● WORK TO BE COMPLETED
Lines containing the word "Multiword" in the data below: say how many, with no other text.

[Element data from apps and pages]
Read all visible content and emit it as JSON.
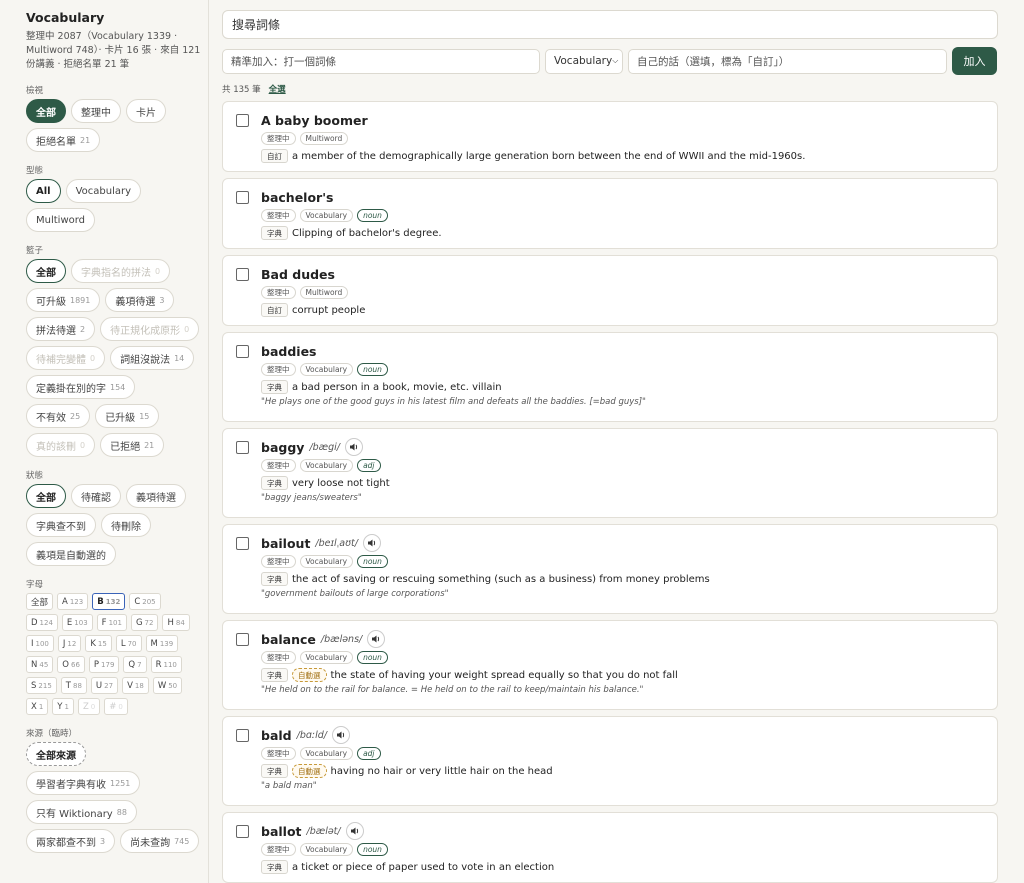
{
  "sidebar": {
    "title": "Vocabulary",
    "summary": "整理中 2087（Vocabulary 1339 · Multiword 748）· 卡片 16 張 · 來自 121 份講義 · 拒絕名單 21 筆",
    "view": {
      "label": "檢視",
      "options": [
        {
          "label": "全部",
          "count": "",
          "state": "active"
        },
        {
          "label": "整理中",
          "count": "",
          "state": ""
        },
        {
          "label": "卡片",
          "count": "",
          "state": ""
        },
        {
          "label": "拒絕名單",
          "count": "21",
          "state": ""
        }
      ]
    },
    "type": {
      "label": "型態",
      "options": [
        {
          "label": "All",
          "count": "",
          "state": "outline-active"
        },
        {
          "label": "Vocabulary",
          "count": "",
          "state": ""
        },
        {
          "label": "Multiword",
          "count": "",
          "state": ""
        }
      ]
    },
    "basket": {
      "label": "籃子",
      "options": [
        {
          "label": "全部",
          "count": "",
          "state": "outline-active"
        },
        {
          "label": "字典指名的拼法",
          "count": "0",
          "state": "disabled"
        },
        {
          "label": "可升級",
          "count": "1891",
          "state": ""
        },
        {
          "label": "義項待選",
          "count": "3",
          "state": ""
        },
        {
          "label": "拼法待選",
          "count": "2",
          "state": ""
        },
        {
          "label": "待正規化成原形",
          "count": "0",
          "state": "disabled"
        },
        {
          "label": "待補完變體",
          "count": "0",
          "state": "disabled"
        },
        {
          "label": "詞組沒說法",
          "count": "14",
          "state": ""
        },
        {
          "label": "定義掛在別的字",
          "count": "154",
          "state": ""
        },
        {
          "label": "不有效",
          "count": "25",
          "state": ""
        },
        {
          "label": "已升級",
          "count": "15",
          "state": ""
        },
        {
          "label": "真的該刪",
          "count": "0",
          "state": "disabled"
        },
        {
          "label": "已拒絕",
          "count": "21",
          "state": ""
        }
      ]
    },
    "status": {
      "label": "狀態",
      "options": [
        {
          "label": "全部",
          "count": "",
          "state": "outline-active"
        },
        {
          "label": "待確認",
          "count": "",
          "state": ""
        },
        {
          "label": "義項待選",
          "count": "",
          "state": ""
        },
        {
          "label": "字典查不到",
          "count": "",
          "state": ""
        },
        {
          "label": "待刪除",
          "count": "",
          "state": ""
        },
        {
          "label": "義項是自動選的",
          "count": "",
          "state": ""
        }
      ]
    },
    "letters": {
      "label": "字母",
      "options": [
        {
          "label": "全部",
          "count": "",
          "state": ""
        },
        {
          "label": "A",
          "count": "123",
          "state": ""
        },
        {
          "label": "B",
          "count": "132",
          "state": "active"
        },
        {
          "label": "C",
          "count": "205",
          "state": ""
        },
        {
          "label": "D",
          "count": "124",
          "state": ""
        },
        {
          "label": "E",
          "count": "103",
          "state": ""
        },
        {
          "label": "F",
          "count": "101",
          "state": ""
        },
        {
          "label": "G",
          "count": "72",
          "state": ""
        },
        {
          "label": "H",
          "count": "84",
          "state": ""
        },
        {
          "label": "I",
          "count": "100",
          "state": ""
        },
        {
          "label": "J",
          "count": "12",
          "state": ""
        },
        {
          "label": "K",
          "count": "15",
          "state": ""
        },
        {
          "label": "L",
          "count": "70",
          "state": ""
        },
        {
          "label": "M",
          "count": "139",
          "state": ""
        },
        {
          "label": "N",
          "count": "45",
          "state": ""
        },
        {
          "label": "O",
          "count": "66",
          "state": ""
        },
        {
          "label": "P",
          "count": "179",
          "state": ""
        },
        {
          "label": "Q",
          "count": "7",
          "state": ""
        },
        {
          "label": "R",
          "count": "110",
          "state": ""
        },
        {
          "label": "S",
          "count": "215",
          "state": ""
        },
        {
          "label": "T",
          "count": "88",
          "state": ""
        },
        {
          "label": "U",
          "count": "27",
          "state": ""
        },
        {
          "label": "V",
          "count": "18",
          "state": ""
        },
        {
          "label": "W",
          "count": "50",
          "state": ""
        },
        {
          "label": "X",
          "count": "1",
          "state": ""
        },
        {
          "label": "Y",
          "count": "1",
          "state": ""
        },
        {
          "label": "Z",
          "count": "0",
          "state": "disabled"
        },
        {
          "label": "#",
          "count": "0",
          "state": "disabled"
        }
      ]
    },
    "source": {
      "label": "來源（臨時）",
      "options": [
        {
          "label": "全部來源",
          "count": "",
          "state": "dashed"
        },
        {
          "label": "學習者字典有收",
          "count": "1251",
          "state": ""
        },
        {
          "label": "只有 Wiktionary",
          "count": "88",
          "state": ""
        },
        {
          "label": "兩家都查不到",
          "count": "3",
          "state": ""
        },
        {
          "label": "尚未查詢",
          "count": "745",
          "state": ""
        }
      ]
    }
  },
  "main": {
    "search_placeholder": "搜尋詞條",
    "add_input_placeholder": "精準加入：打一個詞條",
    "type_select": "Vocabulary",
    "own_words_placeholder": "自己的話（選填，標為「自訂」）",
    "add_button": "加入",
    "count_text": "共 135 筆",
    "select_all": "全選",
    "entries": [
      {
        "word": "A baby boomer",
        "ipa": "",
        "audio": false,
        "status": "整理中",
        "type": "Multiword",
        "pos": "",
        "source": "自訂",
        "auto": "",
        "definition": "a member of the demographically large generation born between the end of WWII and the mid-1960s.",
        "example": ""
      },
      {
        "word": "bachelor's",
        "ipa": "",
        "audio": false,
        "status": "整理中",
        "type": "Vocabulary",
        "pos": "noun",
        "source": "字典",
        "auto": "",
        "definition": "Clipping of bachelor's degree.",
        "example": ""
      },
      {
        "word": "Bad dudes",
        "ipa": "",
        "audio": false,
        "status": "整理中",
        "type": "Multiword",
        "pos": "",
        "source": "自訂",
        "auto": "",
        "definition": "corrupt people",
        "example": ""
      },
      {
        "word": "baddies",
        "ipa": "",
        "audio": false,
        "status": "整理中",
        "type": "Vocabulary",
        "pos": "noun",
        "source": "字典",
        "auto": "",
        "definition": "a bad person in a book, movie, etc. villain",
        "example": "\"He plays one of the good guys in his latest film and defeats all the baddies. [=bad guys]\""
      },
      {
        "word": "baggy",
        "ipa": "/bægi/",
        "audio": true,
        "status": "整理中",
        "type": "Vocabulary",
        "pos": "adj",
        "source": "字典",
        "auto": "",
        "definition": "very loose not tight",
        "example": "\"baggy jeans/sweaters\""
      },
      {
        "word": "bailout",
        "ipa": "/beɪlˌaʊt/",
        "audio": true,
        "status": "整理中",
        "type": "Vocabulary",
        "pos": "noun",
        "source": "字典",
        "auto": "",
        "definition": "the act of saving or rescuing something (such as a business) from money problems",
        "example": "\"government bailouts of large corporations\""
      },
      {
        "word": "balance",
        "ipa": "/bæləns/",
        "audio": true,
        "status": "整理中",
        "type": "Vocabulary",
        "pos": "noun",
        "source": "字典",
        "auto": "自動選",
        "definition": "the state of having your weight spread equally so that you do not fall",
        "example": "\"He held on to the rail for balance. = He held on to the rail to keep/maintain his balance.\""
      },
      {
        "word": "bald",
        "ipa": "/bɑːld/",
        "audio": true,
        "status": "整理中",
        "type": "Vocabulary",
        "pos": "adj",
        "source": "字典",
        "auto": "自動選",
        "definition": "having no hair or very little hair on the head",
        "example": "\"a bald man\""
      },
      {
        "word": "ballot",
        "ipa": "/bælət/",
        "audio": true,
        "status": "整理中",
        "type": "Vocabulary",
        "pos": "noun",
        "source": "字典",
        "auto": "",
        "definition": "a ticket or piece of paper used to vote in an election",
        "example": ""
      }
    ]
  },
  "colors": {
    "accent": "#2e5a47",
    "letter_active": "#3a63b8",
    "auto_border": "#c79a3a"
  },
  "icons": {
    "speaker": "speaker-icon",
    "dropdown": "chevron-down-icon"
  }
}
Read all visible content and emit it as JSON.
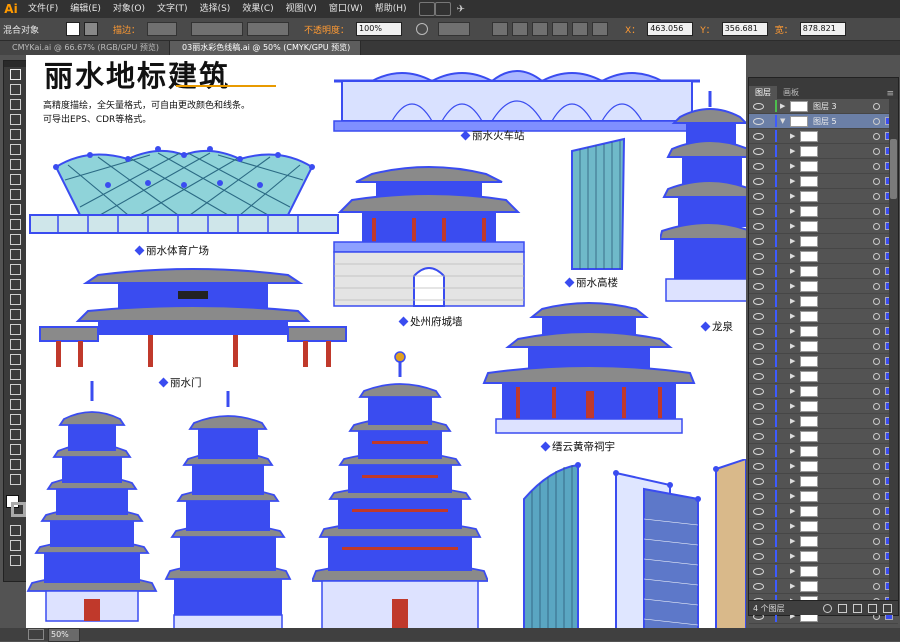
{
  "app": {
    "logo": "Ai"
  },
  "menu": [
    "文件(F)",
    "编辑(E)",
    "对象(O)",
    "文字(T)",
    "选择(S)",
    "效果(C)",
    "视图(V)",
    "窗口(W)",
    "帮助(H)"
  ],
  "control": {
    "mix_label": "混合对象",
    "stroke_label": "描边：",
    "opacity_label": "不透明度：",
    "opacity_value": "100%",
    "x_label": "X：",
    "x_value": "463.056",
    "y_label": "Y：",
    "y_value": "356.681",
    "w_label": "宽：",
    "w_value": "878.821"
  },
  "tabs": [
    {
      "label": "CMYKai.ai @ 66.67% (RGB/GPU 预览)",
      "active": false
    },
    {
      "label": "03丽水彩色线稿.ai @ 50% (CMYK/GPU 预览)",
      "active": true
    }
  ],
  "artboard": {
    "title": "丽水地标建筑",
    "line1": "高精度描绘，全矢量格式，可自由更改颜色和线条。",
    "line2": "可导出EPS、CDR等格式。",
    "captions": {
      "stadium": "丽水体育广场",
      "station": "丽水火车站",
      "cityhall": "处州府城墙",
      "tower": "丽水高楼",
      "gate": "丽水门",
      "temple": "缙云黄帝祠宇",
      "longquan": "龙泉"
    }
  },
  "layers": {
    "tab_layers": "图层",
    "tab_artboards": "画板",
    "rows": [
      {
        "name": "图层 3",
        "level": 0,
        "sel": false
      },
      {
        "name": "图层 5",
        "level": 0,
        "sel": true
      }
    ],
    "footer": "4 个图层"
  },
  "status": {
    "zoom": "50%"
  },
  "colors": {
    "selection": "#3a4cf0",
    "accent": "#ff9a00"
  }
}
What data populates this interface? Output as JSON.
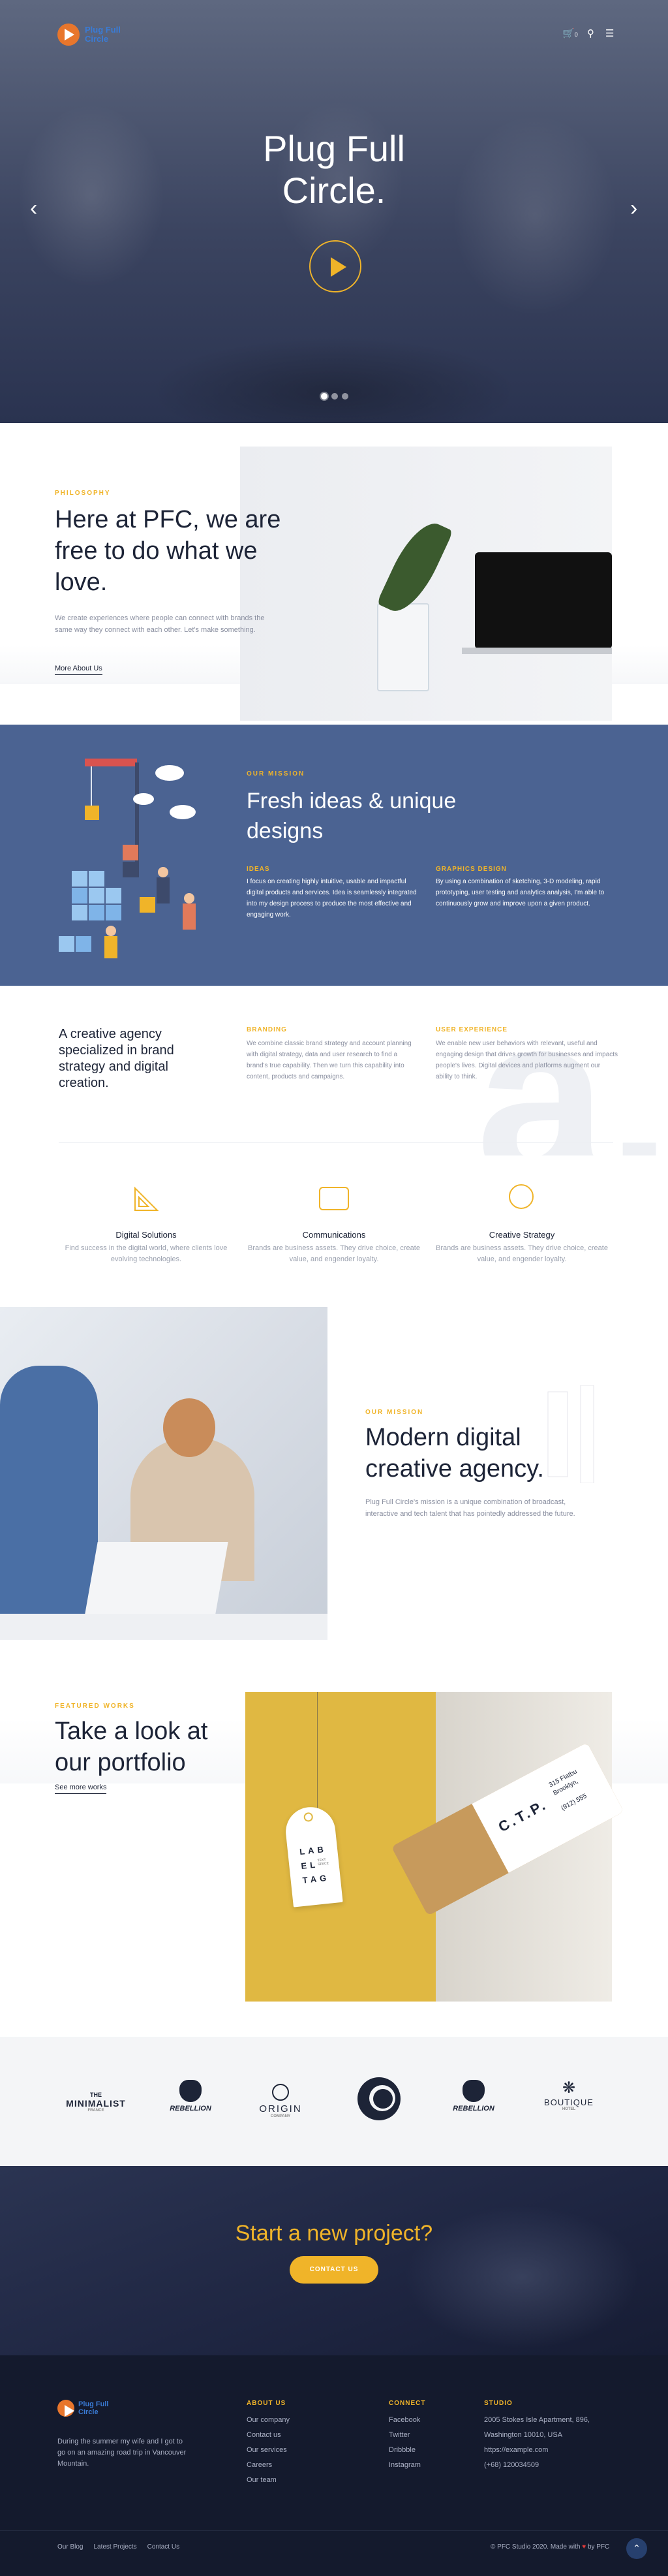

● EXPECTED ANSWER
4